TASK PROMPT ->
Print the listing once more, exactly as written.

STUDY MATERIAL ->
Content starts
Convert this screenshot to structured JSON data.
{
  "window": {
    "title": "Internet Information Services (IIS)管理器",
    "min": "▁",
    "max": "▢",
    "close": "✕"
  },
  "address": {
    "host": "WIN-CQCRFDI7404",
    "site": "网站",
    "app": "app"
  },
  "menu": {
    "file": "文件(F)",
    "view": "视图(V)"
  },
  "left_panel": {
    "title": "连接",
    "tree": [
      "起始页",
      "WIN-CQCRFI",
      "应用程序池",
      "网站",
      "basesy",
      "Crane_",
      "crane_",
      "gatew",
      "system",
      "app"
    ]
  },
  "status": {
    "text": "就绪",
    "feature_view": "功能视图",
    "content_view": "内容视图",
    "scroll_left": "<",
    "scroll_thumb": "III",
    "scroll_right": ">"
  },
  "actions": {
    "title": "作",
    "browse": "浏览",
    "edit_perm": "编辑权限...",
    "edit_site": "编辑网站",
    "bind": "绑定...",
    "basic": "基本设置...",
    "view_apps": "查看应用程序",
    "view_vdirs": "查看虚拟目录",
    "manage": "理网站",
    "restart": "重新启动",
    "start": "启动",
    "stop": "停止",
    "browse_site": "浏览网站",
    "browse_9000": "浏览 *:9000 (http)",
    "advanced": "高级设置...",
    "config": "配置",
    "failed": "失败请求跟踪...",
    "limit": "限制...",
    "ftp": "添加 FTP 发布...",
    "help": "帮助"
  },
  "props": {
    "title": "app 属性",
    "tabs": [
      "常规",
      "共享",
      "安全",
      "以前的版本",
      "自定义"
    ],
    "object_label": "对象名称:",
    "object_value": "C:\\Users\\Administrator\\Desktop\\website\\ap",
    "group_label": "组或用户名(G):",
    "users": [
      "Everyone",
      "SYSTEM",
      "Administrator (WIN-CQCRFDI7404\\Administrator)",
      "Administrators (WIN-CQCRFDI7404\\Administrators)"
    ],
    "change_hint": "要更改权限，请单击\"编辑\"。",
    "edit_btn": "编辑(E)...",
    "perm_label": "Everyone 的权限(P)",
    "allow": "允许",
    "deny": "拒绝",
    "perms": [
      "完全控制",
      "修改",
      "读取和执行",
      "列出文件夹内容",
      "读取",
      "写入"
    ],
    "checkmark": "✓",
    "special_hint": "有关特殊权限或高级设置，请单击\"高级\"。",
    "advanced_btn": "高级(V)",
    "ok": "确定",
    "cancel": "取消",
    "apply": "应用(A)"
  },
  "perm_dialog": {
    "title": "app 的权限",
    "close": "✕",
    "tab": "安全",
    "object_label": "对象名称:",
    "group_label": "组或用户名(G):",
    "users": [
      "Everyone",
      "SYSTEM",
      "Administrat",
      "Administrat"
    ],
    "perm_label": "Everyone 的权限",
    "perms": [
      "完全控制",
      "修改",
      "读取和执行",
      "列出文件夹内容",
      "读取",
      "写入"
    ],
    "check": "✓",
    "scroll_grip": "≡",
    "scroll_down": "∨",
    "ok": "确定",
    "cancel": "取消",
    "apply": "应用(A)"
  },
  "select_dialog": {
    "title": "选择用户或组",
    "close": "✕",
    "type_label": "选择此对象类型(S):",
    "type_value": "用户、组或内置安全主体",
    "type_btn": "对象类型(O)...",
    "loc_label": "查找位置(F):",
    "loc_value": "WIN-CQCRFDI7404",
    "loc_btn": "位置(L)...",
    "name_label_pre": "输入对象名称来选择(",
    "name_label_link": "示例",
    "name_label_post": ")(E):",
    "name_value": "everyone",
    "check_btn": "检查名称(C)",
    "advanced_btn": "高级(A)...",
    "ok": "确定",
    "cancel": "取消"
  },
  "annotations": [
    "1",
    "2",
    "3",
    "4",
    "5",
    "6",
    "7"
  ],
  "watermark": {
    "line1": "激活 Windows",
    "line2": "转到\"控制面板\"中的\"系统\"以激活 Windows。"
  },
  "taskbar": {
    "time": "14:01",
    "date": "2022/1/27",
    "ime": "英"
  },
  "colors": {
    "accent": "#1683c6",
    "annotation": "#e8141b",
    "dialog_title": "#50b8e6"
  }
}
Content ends
SOLVED PROBLEM ->
Convert this screenshot to structured JSON data.
{
  "window": {
    "title": "Internet Information Services (IIS)管理器",
    "min": "▁",
    "max": "▢",
    "close": "✕"
  },
  "address": {
    "host": "WIN-CQCRFDI7404",
    "site": "网站",
    "app": "app"
  },
  "menu": {
    "file": "文件(F)",
    "view": "视图(V)"
  },
  "left_panel": {
    "title": "连接",
    "tree": [
      "起始页",
      "WIN-CQCRFI",
      "应用程序池",
      "网站",
      "basesy",
      "Crane_",
      "crane_",
      "gatew",
      "system",
      "app"
    ]
  },
  "status": {
    "text": "就绪",
    "feature_view": "功能视图",
    "content_view": "内容视图",
    "scroll_left": "<",
    "scroll_thumb": "III",
    "scroll_right": ">"
  },
  "actions": {
    "title": "作",
    "browse": "浏览",
    "edit_perm": "编辑权限...",
    "edit_site": "编辑网站",
    "bind": "绑定...",
    "basic": "基本设置...",
    "view_apps": "查看应用程序",
    "view_vdirs": "查看虚拟目录",
    "manage": "理网站",
    "restart": "重新启动",
    "start": "启动",
    "stop": "停止",
    "browse_site": "浏览网站",
    "browse_9000": "浏览 *:9000 (http)",
    "advanced": "高级设置...",
    "config": "配置",
    "failed": "失败请求跟踪...",
    "limit": "限制...",
    "ftp": "添加 FTP 发布...",
    "help": "帮助"
  },
  "props": {
    "title": "app 属性",
    "tabs": [
      "常规",
      "共享",
      "安全",
      "以前的版本",
      "自定义"
    ],
    "object_label": "对象名称:",
    "object_value": "C:\\Users\\Administrator\\Desktop\\website\\ap",
    "group_label": "组或用户名(G):",
    "users": [
      "Everyone",
      "SYSTEM",
      "Administrator (WIN-CQCRFDI7404\\Administrator)",
      "Administrators (WIN-CQCRFDI7404\\Administrators)"
    ],
    "change_hint": "要更改权限，请单击\"编辑\"。",
    "edit_btn": "编辑(E)...",
    "perm_label": "Everyone 的权限(P)",
    "allow": "允许",
    "deny": "拒绝",
    "perms": [
      "完全控制",
      "修改",
      "读取和执行",
      "列出文件夹内容",
      "读取",
      "写入"
    ],
    "checkmark": "✓",
    "special_hint": "有关特殊权限或高级设置，请单击\"高级\"。",
    "advanced_btn": "高级(V)",
    "ok": "确定",
    "cancel": "取消",
    "apply": "应用(A)"
  },
  "perm_dialog": {
    "title": "app 的权限",
    "close": "✕",
    "tab": "安全",
    "object_label": "对象名称:",
    "group_label": "组或用户名(G):",
    "users": [
      "Everyone",
      "SYSTEM",
      "Administrat",
      "Administrat"
    ],
    "perm_label": "Everyone 的权限",
    "perms": [
      "完全控制",
      "修改",
      "读取和执行",
      "列出文件夹内容",
      "读取",
      "写入"
    ],
    "check": "✓",
    "scroll_grip": "≡",
    "scroll_down": "∨",
    "ok": "确定",
    "cancel": "取消",
    "apply": "应用(A)"
  },
  "select_dialog": {
    "title": "选择用户或组",
    "close": "✕",
    "type_label": "选择此对象类型(S):",
    "type_value": "用户、组或内置安全主体",
    "type_btn": "对象类型(O)...",
    "loc_label": "查找位置(F):",
    "loc_value": "WIN-CQCRFDI7404",
    "loc_btn": "位置(L)...",
    "name_label_pre": "输入对象名称来选择(",
    "name_label_link": "示例",
    "name_label_post": ")(E):",
    "name_value": "everyone",
    "check_btn": "检查名称(C)",
    "advanced_btn": "高级(A)...",
    "ok": "确定",
    "cancel": "取消"
  },
  "annotations": [
    "1",
    "2",
    "3",
    "4",
    "5",
    "6",
    "7"
  ],
  "watermark": {
    "line1": "激活 Windows",
    "line2": "转到\"控制面板\"中的\"系统\"以激活 Windows。"
  },
  "taskbar": {
    "time": "14:01",
    "date": "2022/1/27",
    "ime": "英"
  },
  "colors": {
    "accent": "#1683c6",
    "annotation": "#e8141b",
    "dialog_title": "#50b8e6"
  }
}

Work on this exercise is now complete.